Every word of every entry must be retyped exactly.

# # #

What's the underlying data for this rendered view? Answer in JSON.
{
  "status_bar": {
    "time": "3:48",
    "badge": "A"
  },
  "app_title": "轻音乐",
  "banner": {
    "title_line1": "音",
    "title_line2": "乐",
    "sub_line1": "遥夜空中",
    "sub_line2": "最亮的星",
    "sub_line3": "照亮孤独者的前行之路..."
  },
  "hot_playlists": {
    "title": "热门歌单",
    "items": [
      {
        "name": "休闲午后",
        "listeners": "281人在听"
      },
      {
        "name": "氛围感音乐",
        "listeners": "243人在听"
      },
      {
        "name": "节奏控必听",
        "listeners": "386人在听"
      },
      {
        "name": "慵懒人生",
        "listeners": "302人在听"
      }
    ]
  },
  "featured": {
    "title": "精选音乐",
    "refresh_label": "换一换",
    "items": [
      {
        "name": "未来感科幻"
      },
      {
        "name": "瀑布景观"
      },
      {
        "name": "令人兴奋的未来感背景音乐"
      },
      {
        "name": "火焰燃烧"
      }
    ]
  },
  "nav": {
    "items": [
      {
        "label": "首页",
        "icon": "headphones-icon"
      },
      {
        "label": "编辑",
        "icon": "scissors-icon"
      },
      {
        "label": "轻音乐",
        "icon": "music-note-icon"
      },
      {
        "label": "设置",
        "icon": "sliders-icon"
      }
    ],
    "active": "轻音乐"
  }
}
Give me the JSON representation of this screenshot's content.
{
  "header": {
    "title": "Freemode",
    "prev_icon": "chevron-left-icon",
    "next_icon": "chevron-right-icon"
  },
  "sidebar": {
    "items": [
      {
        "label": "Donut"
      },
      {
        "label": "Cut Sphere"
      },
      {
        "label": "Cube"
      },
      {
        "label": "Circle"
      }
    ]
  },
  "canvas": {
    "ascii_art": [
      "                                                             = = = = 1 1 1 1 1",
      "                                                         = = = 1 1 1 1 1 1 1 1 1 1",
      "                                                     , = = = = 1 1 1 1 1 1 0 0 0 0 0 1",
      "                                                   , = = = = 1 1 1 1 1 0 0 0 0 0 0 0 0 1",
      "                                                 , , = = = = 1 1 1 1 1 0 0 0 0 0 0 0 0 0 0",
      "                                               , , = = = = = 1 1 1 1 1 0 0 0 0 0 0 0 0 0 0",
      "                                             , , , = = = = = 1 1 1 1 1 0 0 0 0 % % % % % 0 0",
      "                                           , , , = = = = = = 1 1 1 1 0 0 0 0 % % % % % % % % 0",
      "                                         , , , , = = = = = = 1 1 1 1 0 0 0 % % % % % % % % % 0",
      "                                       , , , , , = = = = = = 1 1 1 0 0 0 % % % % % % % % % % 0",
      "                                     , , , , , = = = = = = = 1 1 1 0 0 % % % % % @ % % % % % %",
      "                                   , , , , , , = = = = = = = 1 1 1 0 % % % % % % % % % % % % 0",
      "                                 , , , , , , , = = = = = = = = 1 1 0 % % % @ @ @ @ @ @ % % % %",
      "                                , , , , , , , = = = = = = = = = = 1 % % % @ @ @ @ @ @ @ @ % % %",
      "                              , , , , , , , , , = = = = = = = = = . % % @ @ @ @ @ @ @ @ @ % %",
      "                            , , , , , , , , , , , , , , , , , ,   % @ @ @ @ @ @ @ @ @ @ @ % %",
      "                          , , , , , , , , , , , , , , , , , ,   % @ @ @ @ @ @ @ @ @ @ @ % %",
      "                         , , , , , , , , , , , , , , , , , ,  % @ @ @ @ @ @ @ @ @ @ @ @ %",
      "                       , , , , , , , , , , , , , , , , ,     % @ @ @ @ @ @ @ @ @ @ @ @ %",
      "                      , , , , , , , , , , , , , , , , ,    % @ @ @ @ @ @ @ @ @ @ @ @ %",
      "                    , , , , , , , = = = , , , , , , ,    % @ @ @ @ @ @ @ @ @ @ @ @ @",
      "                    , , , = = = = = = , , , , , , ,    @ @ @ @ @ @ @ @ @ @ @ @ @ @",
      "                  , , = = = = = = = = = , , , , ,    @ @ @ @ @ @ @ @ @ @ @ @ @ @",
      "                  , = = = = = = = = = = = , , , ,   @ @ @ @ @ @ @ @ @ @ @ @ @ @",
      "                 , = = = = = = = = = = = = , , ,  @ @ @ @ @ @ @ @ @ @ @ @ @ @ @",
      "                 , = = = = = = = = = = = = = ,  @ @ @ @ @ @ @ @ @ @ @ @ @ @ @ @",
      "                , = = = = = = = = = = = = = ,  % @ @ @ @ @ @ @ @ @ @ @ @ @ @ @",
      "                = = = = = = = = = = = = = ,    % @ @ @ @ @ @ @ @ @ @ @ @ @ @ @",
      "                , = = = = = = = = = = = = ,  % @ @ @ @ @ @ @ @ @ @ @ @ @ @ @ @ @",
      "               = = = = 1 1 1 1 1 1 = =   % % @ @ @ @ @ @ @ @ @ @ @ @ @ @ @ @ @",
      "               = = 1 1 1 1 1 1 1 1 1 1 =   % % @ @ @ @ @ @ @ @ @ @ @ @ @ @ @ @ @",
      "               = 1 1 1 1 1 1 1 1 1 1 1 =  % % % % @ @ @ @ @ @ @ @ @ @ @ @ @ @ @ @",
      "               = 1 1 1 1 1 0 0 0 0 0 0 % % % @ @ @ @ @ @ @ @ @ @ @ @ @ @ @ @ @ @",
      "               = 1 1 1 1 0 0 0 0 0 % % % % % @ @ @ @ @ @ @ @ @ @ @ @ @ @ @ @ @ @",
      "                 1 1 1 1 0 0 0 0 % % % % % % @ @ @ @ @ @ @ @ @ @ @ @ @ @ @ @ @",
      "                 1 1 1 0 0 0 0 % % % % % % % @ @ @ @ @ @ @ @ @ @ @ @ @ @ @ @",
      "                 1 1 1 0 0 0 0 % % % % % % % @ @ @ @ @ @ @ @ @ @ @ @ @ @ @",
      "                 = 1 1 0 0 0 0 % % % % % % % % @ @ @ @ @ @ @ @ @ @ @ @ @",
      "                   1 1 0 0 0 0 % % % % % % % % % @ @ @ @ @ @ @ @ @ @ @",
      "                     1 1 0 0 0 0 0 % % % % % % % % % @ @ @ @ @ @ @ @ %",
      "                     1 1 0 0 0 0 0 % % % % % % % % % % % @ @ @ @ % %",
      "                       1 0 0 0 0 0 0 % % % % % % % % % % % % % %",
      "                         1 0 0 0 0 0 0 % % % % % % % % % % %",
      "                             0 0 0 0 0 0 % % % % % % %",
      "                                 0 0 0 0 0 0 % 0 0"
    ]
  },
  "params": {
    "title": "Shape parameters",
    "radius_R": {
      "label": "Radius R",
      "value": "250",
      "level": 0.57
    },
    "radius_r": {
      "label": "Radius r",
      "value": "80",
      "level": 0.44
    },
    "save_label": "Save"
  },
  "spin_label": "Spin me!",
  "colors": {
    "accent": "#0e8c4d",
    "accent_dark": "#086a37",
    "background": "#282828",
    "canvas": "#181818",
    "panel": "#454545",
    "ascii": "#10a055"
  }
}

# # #

**RESULT OF THIS TASK**
What's the underlying data for this rendered view? Answer in JSON.
{
  "status_bar": {
    "time": "3:48",
    "badge": "A"
  },
  "app_title": "轻音乐",
  "banner": {
    "title_line1": "音",
    "title_line2": "乐",
    "sub_line1": "遥夜空中",
    "sub_line2": "最亮的星",
    "sub_line3": "照亮孤独者的前行之路..."
  },
  "hot_playlists": {
    "title": "热门歌单",
    "items": [
      {
        "name": "休闲午后",
        "listeners": "281人在听"
      },
      {
        "name": "氛围感音乐",
        "listeners": "243人在听"
      },
      {
        "name": "节奏控必听",
        "listeners": "386人在听"
      },
      {
        "name": "慵懒人生",
        "listeners": "302人在听"
      }
    ]
  },
  "featured": {
    "title": "精选音乐",
    "refresh_label": "换一换",
    "items": [
      {
        "name": "未来感科幻"
      },
      {
        "name": "瀑布景观"
      },
      {
        "name": "令人兴奋的未来感背景音乐"
      },
      {
        "name": "火焰燃烧"
      }
    ]
  },
  "nav": {
    "items": [
      {
        "label": "首页",
        "icon": "headphones-icon"
      },
      {
        "label": "编辑",
        "icon": "scissors-icon"
      },
      {
        "label": "轻音乐",
        "icon": "music-note-icon"
      },
      {
        "label": "设置",
        "icon": "sliders-icon"
      }
    ],
    "active": "轻音乐"
  }
}
Give me the JSON representation of this screenshot's content.
{
  "header": {
    "title": "Freemode",
    "prev_icon": "chevron-left-icon",
    "next_icon": "chevron-right-icon"
  },
  "sidebar": {
    "items": [
      {
        "label": "Donut"
      },
      {
        "label": "Cut Sphere"
      },
      {
        "label": "Cube"
      },
      {
        "label": "Circle"
      }
    ]
  },
  "canvas": {
    "ascii_art": [
      "                                                             = = = = 1 1 1 1 1",
      "                                                         = = = 1 1 1 1 1 1 1 1 1 1",
      "                                                     , = = = = 1 1 1 1 1 1 0 0 0 0 0 1",
      "                                                   , = = = = 1 1 1 1 1 0 0 0 0 0 0 0 0 1",
      "                                                 , , = = = = 1 1 1 1 1 0 0 0 0 0 0 0 0 0 0",
      "                                               , , = = = = = 1 1 1 1 1 0 0 0 0 0 0 0 0 0 0",
      "                                             , , , = = = = = 1 1 1 1 1 0 0 0 0 % % % % % 0 0",
      "                                           , , , = = = = = = 1 1 1 1 0 0 0 0 % % % % % % % % 0",
      "                                         , , , , = = = = = = 1 1 1 1 0 0 0 % % % % % % % % % 0",
      "                                       , , , , , = = = = = = 1 1 1 0 0 0 % % % % % % % % % % 0",
      "                                     , , , , , = = = = = = = 1 1 1 0 0 % % % % % @ % % % % % %",
      "                                   , , , , , , = = = = = = = 1 1 1 0 % % % % % % % % % % % % 0",
      "                                 , , , , , , , = = = = = = = = 1 1 0 % % % @ @ @ @ @ @ % % % %",
      "                                , , , , , , , = = = = = = = = = = 1 % % % @ @ @ @ @ @ @ @ % % %",
      "                              , , , , , , , , , = = = = = = = = = . % % @ @ @ @ @ @ @ @ @ % %",
      "                            , , , , , , , , , , , , , , , , , ,   % @ @ @ @ @ @ @ @ @ @ @ % %",
      "                          , , , , , , , , , , , , , , , , , ,   % @ @ @ @ @ @ @ @ @ @ @ % %",
      "                         , , , , , , , , , , , , , , , , , ,  % @ @ @ @ @ @ @ @ @ @ @ @ %",
      "                       , , , , , , , , , , , , , , , , ,     % @ @ @ @ @ @ @ @ @ @ @ @ %",
      "                      , , , , , , , , , , , , , , , , ,    % @ @ @ @ @ @ @ @ @ @ @ @ %",
      "                    , , , , , , , = = = , , , , , , ,    % @ @ @ @ @ @ @ @ @ @ @ @ @",
      "                    , , , = = = = = = , , , , , , ,    @ @ @ @ @ @ @ @ @ @ @ @ @ @",
      "                  , , = = = = = = = = = , , , , ,    @ @ @ @ @ @ @ @ @ @ @ @ @ @",
      "                  , = = = = = = = = = = = , , , ,   @ @ @ @ @ @ @ @ @ @ @ @ @ @",
      "                 , = = = = = = = = = = = = , , ,  @ @ @ @ @ @ @ @ @ @ @ @ @ @ @",
      "                 , = = = = = = = = = = = = = ,  @ @ @ @ @ @ @ @ @ @ @ @ @ @ @ @",
      "                , = = = = = = = = = = = = = ,  % @ @ @ @ @ @ @ @ @ @ @ @ @ @ @",
      "                = = = = = = = = = = = = = ,    % @ @ @ @ @ @ @ @ @ @ @ @ @ @ @",
      "                , = = = = = = = = = = = = ,  % @ @ @ @ @ @ @ @ @ @ @ @ @ @ @ @ @",
      "               = = = = 1 1 1 1 1 1 = =   % % @ @ @ @ @ @ @ @ @ @ @ @ @ @ @ @ @",
      "               = = 1 1 1 1 1 1 1 1 1 1 =   % % @ @ @ @ @ @ @ @ @ @ @ @ @ @ @ @ @",
      "               = 1 1 1 1 1 1 1 1 1 1 1 =  % % % % @ @ @ @ @ @ @ @ @ @ @ @ @ @ @ @",
      "               = 1 1 1 1 1 0 0 0 0 0 0 % % % @ @ @ @ @ @ @ @ @ @ @ @ @ @ @ @ @ @",
      "               = 1 1 1 1 0 0 0 0 0 % % % % % @ @ @ @ @ @ @ @ @ @ @ @ @ @ @ @ @ @",
      "                 1 1 1 1 0 0 0 0 % % % % % % @ @ @ @ @ @ @ @ @ @ @ @ @ @ @ @ @",
      "                 1 1 1 0 0 0 0 % % % % % % % @ @ @ @ @ @ @ @ @ @ @ @ @ @ @ @",
      "                 1 1 1 0 0 0 0 % % % % % % % @ @ @ @ @ @ @ @ @ @ @ @ @ @ @",
      "                 = 1 1 0 0 0 0 % % % % % % % % @ @ @ @ @ @ @ @ @ @ @ @ @",
      "                   1 1 0 0 0 0 % % % % % % % % % @ @ @ @ @ @ @ @ @ @ @",
      "                     1 1 0 0 0 0 0 % % % % % % % % % @ @ @ @ @ @ @ @ %",
      "                     1 1 0 0 0 0 0 % % % % % % % % % % % @ @ @ @ % %",
      "                       1 0 0 0 0 0 0 % % % % % % % % % % % % % %",
      "                         1 0 0 0 0 0 0 % % % % % % % % % % %",
      "                             0 0 0 0 0 0 % % % % % % %",
      "                                 0 0 0 0 0 0 % 0 0"
    ]
  },
  "params": {
    "title": "Shape parameters",
    "radius_R": {
      "label": "Radius R",
      "value": "250",
      "level": 0.57
    },
    "radius_r": {
      "label": "Radius r",
      "value": "80",
      "level": 0.44
    },
    "save_label": "Save"
  },
  "spin_label": "Spin me!",
  "colors": {
    "accent": "#0e8c4d",
    "accent_dark": "#086a37",
    "background": "#282828",
    "canvas": "#181818",
    "panel": "#454545",
    "ascii": "#10a055"
  }
}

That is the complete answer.